This blog was originally published on the website of the CSO Partnership for Development Effectiveness (CPDE) on 11 October 2023. See the original post here.
At the recent Global Partnership for Effective Development Cooperation’s Learning and Acceleration Programme (GPEDC LAP) in Seoul, the CSO Partnership for Development Effectiveness (CPDE) continued to urge development stakeholders to build an enabling environment for civil society to engage in the implementation of the Sustainable Development Goals (SDGs)
The LAP comprises workshops directed at governments, development partners and civil society to provide peer learning opportunities and technical training for the next GPEDC Monitoring Round, the fourth iteration of an exercise that evidences multi-stakeholder action for more effective development co-operation.
Recognising the paramount significance of a conducive environment for civil society organisations (CSOs), CPDE Senior Policy Liaison Matt Simonds spoke on civil society reflections on the Enabling Environment Assessment (EEA), a survey that measures the operational environment for CSOs, and which is a pivotal component of the Global Partnership’s monitoring framework.
He underscored the value CSOs place on the EEA and urged governments to collaborate closely with national CSOs to complete the survey: “The EEA is not merely an assessment tool but also a catalyst for establishing multi-stakeholder dialogues.
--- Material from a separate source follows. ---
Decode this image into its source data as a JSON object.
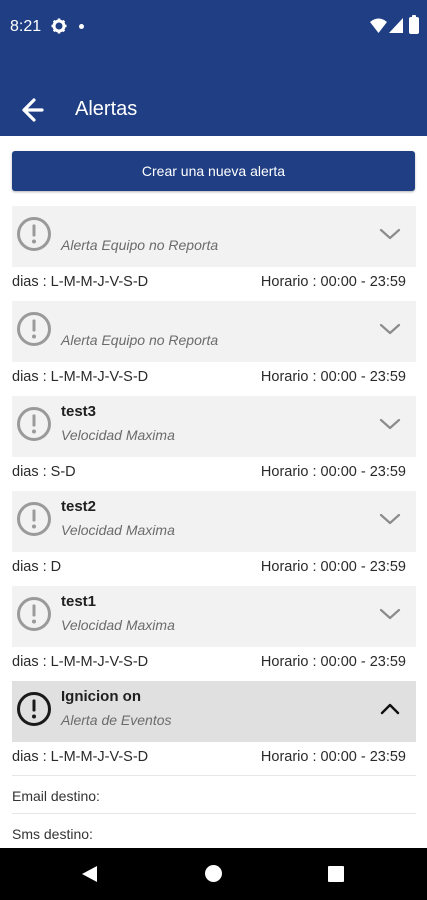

It should be viewed as a tool in its own right, fostering country-level multi-stakeholder dialogues to facilitate CSO engagement throughout the entire monitoring process and in implementing the effectiveness agenda.”
Moreover, his presentation stressed that EEA monitoring represents just the first step; governments should prioritise follow-up actions to address assessment findings and, crucially, implement EEA results through policy and action while actively involving civil society in decision-making processes.
For the evaluation to yield fruitful results, Simonds highlighted the importance of recognising CSOs as versatile development actors, ranging from watchdogs to project implementors. He explained that CSOs play a significant role in delivering development cooperation, with 20% of Official Development Assistance (ODA) channelled through them. It is thus vital to acknowledge that CSOs should be distinguished from governments and official development partners, he added.
The core components of the EEA encompass four crucial aspects: engaging CSOs through democratic country ownership of national development strategies, CSOs fulfilling their commitments to the effectiveness agenda, development partner support for CSOs, and establishing a robust legal and regulatory framework to safeguard civic space.
The presentation placed considerable emphasis on the importance of building trust between CSOs and various stakeholders and the need to maintain inclusive partnerships to ensure effective engagement.
In conclusion, Simonds introduced the Thematic Initiative on CSO Enabling Environment (CSO EE), aimed at enabling civil society through trust-building and informed implementation, along with inclusive monitoring of effectiveness commitments, and with particular emphasis on reversing the trend of shrinking civic space. CSO Enabling Environment is one of CPDE’s core advocacy issues in promoting the reform of legal and regulatory frameworks based on human rights standards, to facilitate CSO spaces in policy and practice in compliance with the Istanbul Principles.
CPDE will soon be releasing updates about the 4th GPEDC Monitoring Round (2023-2026), where it will offer technical support and tools to help CSOs engage in this initiative.